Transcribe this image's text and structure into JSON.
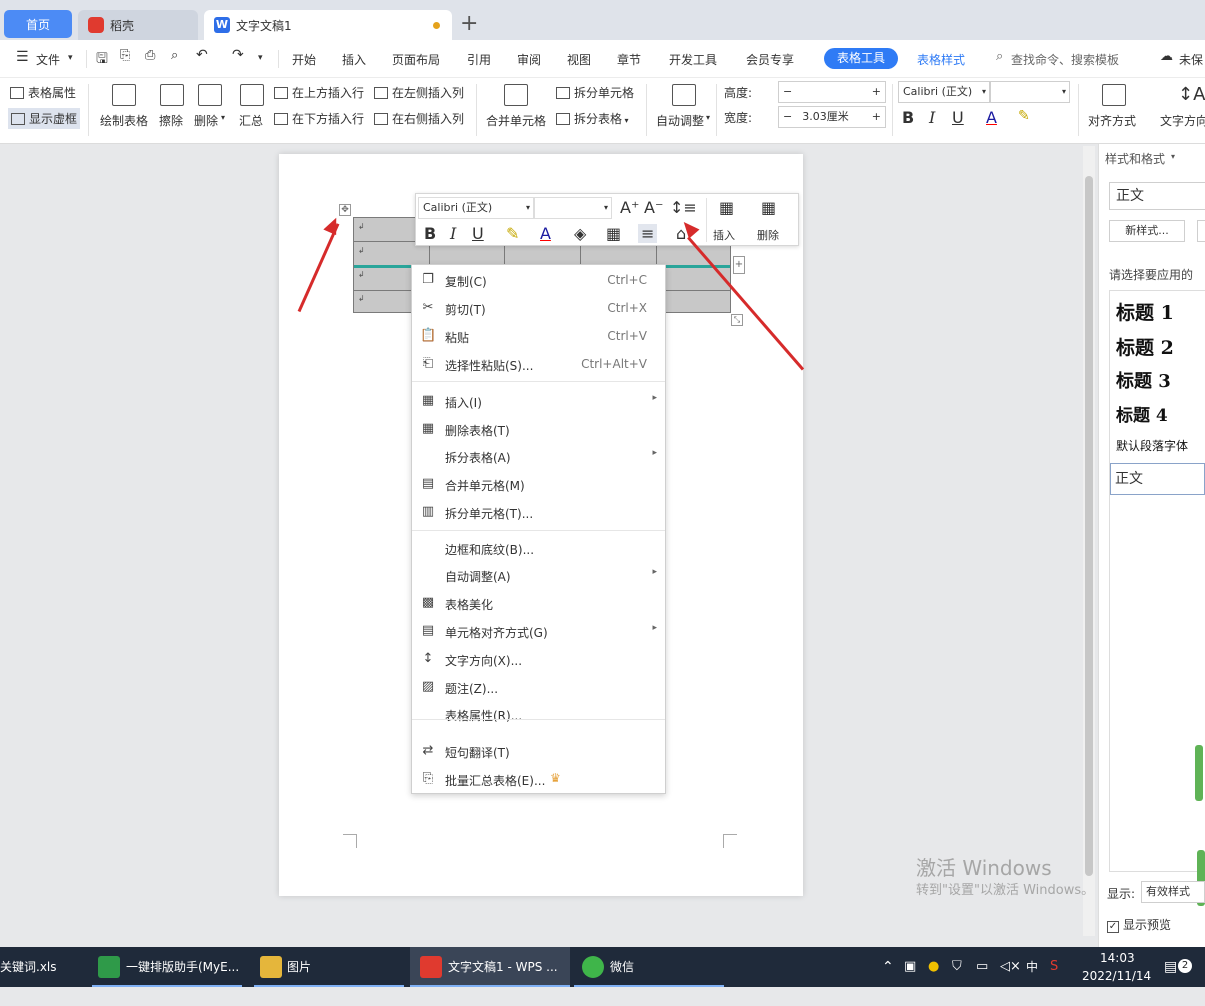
{
  "tabs": {
    "home": "首页",
    "daoke": "稻壳",
    "doc": "文字文稿1",
    "plus": "+"
  },
  "menubar": {
    "file": "文件",
    "items": [
      "开始",
      "插入",
      "页面布局",
      "引用",
      "审阅",
      "视图",
      "章节",
      "开发工具",
      "会员专享"
    ],
    "tabletool": "表格工具",
    "tablestyle": "表格样式",
    "search": "查找命令、搜索模板",
    "save": "未保"
  },
  "ribbon": {
    "table_props": "表格属性",
    "show_grid": "显示虚框",
    "draw_table": "绘制表格",
    "erase": "擦除",
    "delete": "删除",
    "summary": "汇总",
    "insert_above": "在上方插入行",
    "insert_below": "在下方插入行",
    "insert_left": "在左侧插入列",
    "insert_right": "在右侧插入列",
    "merge": "合并单元格",
    "split_cell": "拆分单元格",
    "split_table": "拆分表格",
    "autofit": "自动调整",
    "height_label": "高度:",
    "width_label": "宽度:",
    "width_value": "3.03厘米",
    "font": "Calibri (正文)",
    "align": "对齐方式",
    "text_dir": "文字方向"
  },
  "minitoolbar": {
    "font": "Calibri (正文)",
    "insert": "插入",
    "delete": "删除"
  },
  "context_menu": [
    {
      "icon": "copy-icon",
      "label": "复制(C)",
      "shortcut": "Ctrl+C"
    },
    {
      "icon": "cut-icon",
      "label": "剪切(T)",
      "shortcut": "Ctrl+X"
    },
    {
      "icon": "paste-icon",
      "label": "粘贴",
      "shortcut": "Ctrl+V"
    },
    {
      "icon": "paste-special-icon",
      "label": "选择性粘贴(S)...",
      "shortcut": "Ctrl+Alt+V"
    },
    {
      "icon": "table-insert-icon",
      "label": "插入(I)",
      "sub": true
    },
    {
      "icon": "table-delete-icon",
      "label": "删除表格(T)"
    },
    {
      "icon": "",
      "label": "拆分表格(A)",
      "sub": true
    },
    {
      "icon": "merge-cells-icon",
      "label": "合并单元格(M)"
    },
    {
      "icon": "split-cells-icon",
      "label": "拆分单元格(T)..."
    },
    {
      "icon": "",
      "label": "边框和底纹(B)..."
    },
    {
      "icon": "",
      "label": "自动调整(A)",
      "sub": true
    },
    {
      "icon": "table-beautify-icon",
      "label": "表格美化"
    },
    {
      "icon": "cell-align-icon",
      "label": "单元格对齐方式(G)",
      "sub": true
    },
    {
      "icon": "text-direction-icon",
      "label": "文字方向(X)..."
    },
    {
      "icon": "caption-icon",
      "label": "题注(Z)..."
    },
    {
      "icon": "",
      "label": "表格属性(R)..."
    },
    {
      "icon": "translate-icon",
      "label": "短句翻译(T)"
    },
    {
      "icon": "batch-summary-icon",
      "label": "批量汇总表格(E)..."
    }
  ],
  "right_panel": {
    "title": "样式和格式",
    "current": "正文",
    "new_style": "新样式...",
    "prompt": "请选择要应用的",
    "styles": [
      "标题 1",
      "标题 2",
      "标题 3",
      "标题 4"
    ],
    "default_font": "默认段落字体",
    "body": "正文",
    "show_label": "显示:",
    "show_value": "有效样式",
    "preview": "显示预览"
  },
  "watermark": {
    "line1": "激活 Windows",
    "line2": "转到\"设置\"以激活 Windows。"
  },
  "taskbar": {
    "items": [
      "关键词.xls",
      "一键排版助手(MyE...",
      "图片",
      "文字文稿1 - WPS ...",
      "微信"
    ],
    "time": "14:03",
    "date": "2022/11/14",
    "ime": "中",
    "badge": "2"
  }
}
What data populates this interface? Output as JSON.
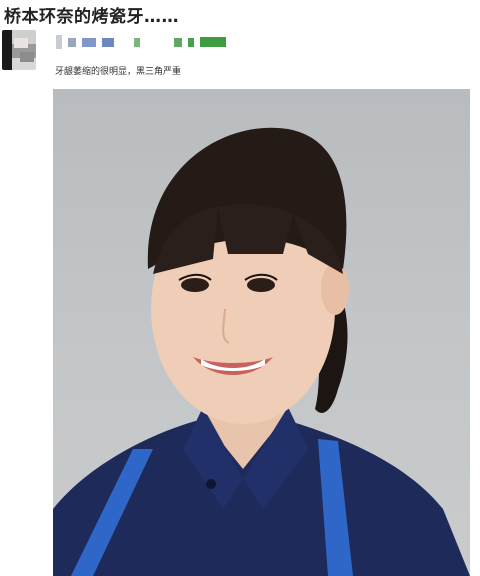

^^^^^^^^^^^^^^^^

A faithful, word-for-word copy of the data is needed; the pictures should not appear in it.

Transcribe this image's text and structure into JSON.
{
  "tabs": {
    "home": "首页",
    "daoke": "稻壳",
    "doc": "文字文稿1",
    "plus": "+"
  },
  "menubar": {
    "file": "文件",
    "items": [
      "开始",
      "插入",
      "页面布局",
      "引用",
      "审阅",
      "视图",
      "章节",
      "开发工具",
      "会员专享"
    ],
    "tabletool": "表格工具",
    "tablestyle": "表格样式",
    "search": "查找命令、搜索模板",
    "save": "未保"
  },
  "ribbon": {
    "table_props": "表格属性",
    "show_grid": "显示虚框",
    "draw_table": "绘制表格",
    "erase": "擦除",
    "delete": "删除",
    "summary": "汇总",
    "insert_above": "在上方插入行",
    "insert_below": "在下方插入行",
    "insert_left": "在左侧插入列",
    "insert_right": "在右侧插入列",
    "merge": "合并单元格",
    "split_cell": "拆分单元格",
    "split_table": "拆分表格",
    "autofit": "自动调整",
    "height_label": "高度:",
    "width_label": "宽度:",
    "width_value": "3.03厘米",
    "font": "Calibri (正文)",
    "align": "对齐方式",
    "text_dir": "文字方向"
  },
  "minitoolbar": {
    "font": "Calibri (正文)",
    "insert": "插入",
    "delete": "删除"
  },
  "context_menu": [
    {
      "icon": "copy-icon",
      "label": "复制(C)",
      "shortcut": "Ctrl+C"
    },
    {
      "icon": "cut-icon",
      "label": "剪切(T)",
      "shortcut": "Ctrl+X"
    },
    {
      "icon": "paste-icon",
      "label": "粘贴",
      "shortcut": "Ctrl+V"
    },
    {
      "icon": "paste-special-icon",
      "label": "选择性粘贴(S)...",
      "shortcut": "Ctrl+Alt+V"
    },
    {
      "icon": "table-insert-icon",
      "label": "插入(I)",
      "sub": true
    },
    {
      "icon": "table-delete-icon",
      "label": "删除表格(T)"
    },
    {
      "icon": "",
      "label": "拆分表格(A)",
      "sub": true
    },
    {
      "icon": "merge-cells-icon",
      "label": "合并单元格(M)"
    },
    {
      "icon": "split-cells-icon",
      "label": "拆分单元格(T)..."
    },
    {
      "icon": "",
      "label": "边框和底纹(B)..."
    },
    {
      "icon": "",
      "label": "自动调整(A)",
      "sub": true
    },
    {
      "icon": "table-beautify-icon",
      "label": "表格美化"
    },
    {
      "icon": "cell-align-icon",
      "label": "单元格对齐方式(G)",
      "sub": true
    },
    {
      "icon": "text-direction-icon",
      "label": "文字方向(X)..."
    },
    {
      "icon": "caption-icon",
      "label": "题注(Z)..."
    },
    {
      "icon": "",
      "label": "表格属性(R)..."
    },
    {
      "icon": "translate-icon",
      "label": "短句翻译(T)"
    },
    {
      "icon": "batch-summary-icon",
      "label": "批量汇总表格(E)..."
    }
  ],
  "right_panel": {
    "title": "样式和格式",
    "current": "正文",
    "new_style": "新样式...",
    "prompt": "请选择要应用的",
    "styles": [
      "标题 1",
      "标题 2",
      "标题 3",
      "标题 4"
    ],
    "default_font": "默认段落字体",
    "body": "正文",
    "show_label": "显示:",
    "show_value": "有效样式",
    "preview": "显示预览"
  },
  "watermark": {
    "line1": "激活 Windows",
    "line2": "转到\"设置\"以激活 Windows。"
  },
  "taskbar": {
    "items": [
      "关键词.xls",
      "一键排版助手(MyE...",
      "图片",
      "文字文稿1 - WPS ...",
      "微信"
    ],
    "time": "14:03",
    "date": "2022/11/14",
    "ime": "中",
    "badge": "2"
  }
}
What data populates this interface? Output as JSON.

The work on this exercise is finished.